/---
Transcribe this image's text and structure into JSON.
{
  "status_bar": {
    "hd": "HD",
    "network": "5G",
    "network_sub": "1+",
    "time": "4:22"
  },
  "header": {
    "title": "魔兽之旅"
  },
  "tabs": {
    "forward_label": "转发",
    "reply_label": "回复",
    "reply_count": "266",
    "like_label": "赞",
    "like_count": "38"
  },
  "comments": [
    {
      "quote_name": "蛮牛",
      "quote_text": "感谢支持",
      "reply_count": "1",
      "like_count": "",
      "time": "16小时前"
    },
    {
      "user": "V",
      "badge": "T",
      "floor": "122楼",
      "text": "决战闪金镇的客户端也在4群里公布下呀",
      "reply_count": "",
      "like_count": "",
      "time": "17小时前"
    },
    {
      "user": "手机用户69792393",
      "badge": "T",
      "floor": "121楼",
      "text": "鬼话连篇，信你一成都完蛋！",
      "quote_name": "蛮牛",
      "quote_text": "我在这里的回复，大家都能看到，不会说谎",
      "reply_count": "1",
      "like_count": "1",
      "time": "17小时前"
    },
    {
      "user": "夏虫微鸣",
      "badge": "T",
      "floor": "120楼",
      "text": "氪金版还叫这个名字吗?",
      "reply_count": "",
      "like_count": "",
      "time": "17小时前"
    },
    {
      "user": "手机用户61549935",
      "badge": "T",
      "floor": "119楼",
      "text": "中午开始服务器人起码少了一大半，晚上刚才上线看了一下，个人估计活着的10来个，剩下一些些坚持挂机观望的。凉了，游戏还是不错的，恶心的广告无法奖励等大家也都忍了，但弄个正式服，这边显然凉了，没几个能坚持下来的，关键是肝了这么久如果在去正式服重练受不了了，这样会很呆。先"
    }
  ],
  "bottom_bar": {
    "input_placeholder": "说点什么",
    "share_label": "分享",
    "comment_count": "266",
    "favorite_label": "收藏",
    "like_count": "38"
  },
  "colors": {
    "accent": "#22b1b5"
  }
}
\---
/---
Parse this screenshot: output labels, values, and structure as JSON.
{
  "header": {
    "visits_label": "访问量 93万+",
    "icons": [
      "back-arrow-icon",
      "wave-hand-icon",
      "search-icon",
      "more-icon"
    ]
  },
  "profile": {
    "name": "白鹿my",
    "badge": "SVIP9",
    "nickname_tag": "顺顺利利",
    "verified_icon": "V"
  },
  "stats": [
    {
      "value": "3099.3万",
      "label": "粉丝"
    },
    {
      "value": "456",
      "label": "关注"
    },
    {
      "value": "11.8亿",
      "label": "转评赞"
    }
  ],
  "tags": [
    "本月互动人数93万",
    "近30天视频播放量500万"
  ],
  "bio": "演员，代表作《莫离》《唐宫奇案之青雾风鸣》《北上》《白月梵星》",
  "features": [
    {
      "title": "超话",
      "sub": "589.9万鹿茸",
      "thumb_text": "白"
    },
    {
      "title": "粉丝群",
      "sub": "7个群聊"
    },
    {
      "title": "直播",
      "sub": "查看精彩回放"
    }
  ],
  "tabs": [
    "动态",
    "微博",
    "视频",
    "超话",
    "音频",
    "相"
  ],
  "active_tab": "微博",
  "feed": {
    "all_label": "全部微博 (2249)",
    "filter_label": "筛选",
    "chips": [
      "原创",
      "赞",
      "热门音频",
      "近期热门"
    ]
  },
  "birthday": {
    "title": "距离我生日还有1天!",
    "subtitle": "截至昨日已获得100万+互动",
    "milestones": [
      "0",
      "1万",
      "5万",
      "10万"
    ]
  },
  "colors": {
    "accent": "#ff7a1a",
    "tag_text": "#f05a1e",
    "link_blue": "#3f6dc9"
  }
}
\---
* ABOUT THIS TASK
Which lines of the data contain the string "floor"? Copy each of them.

* COMPLETED TASK
      "floor": "122楼",
      "floor": "121楼",
      "floor": "120楼",
      "floor": "119楼",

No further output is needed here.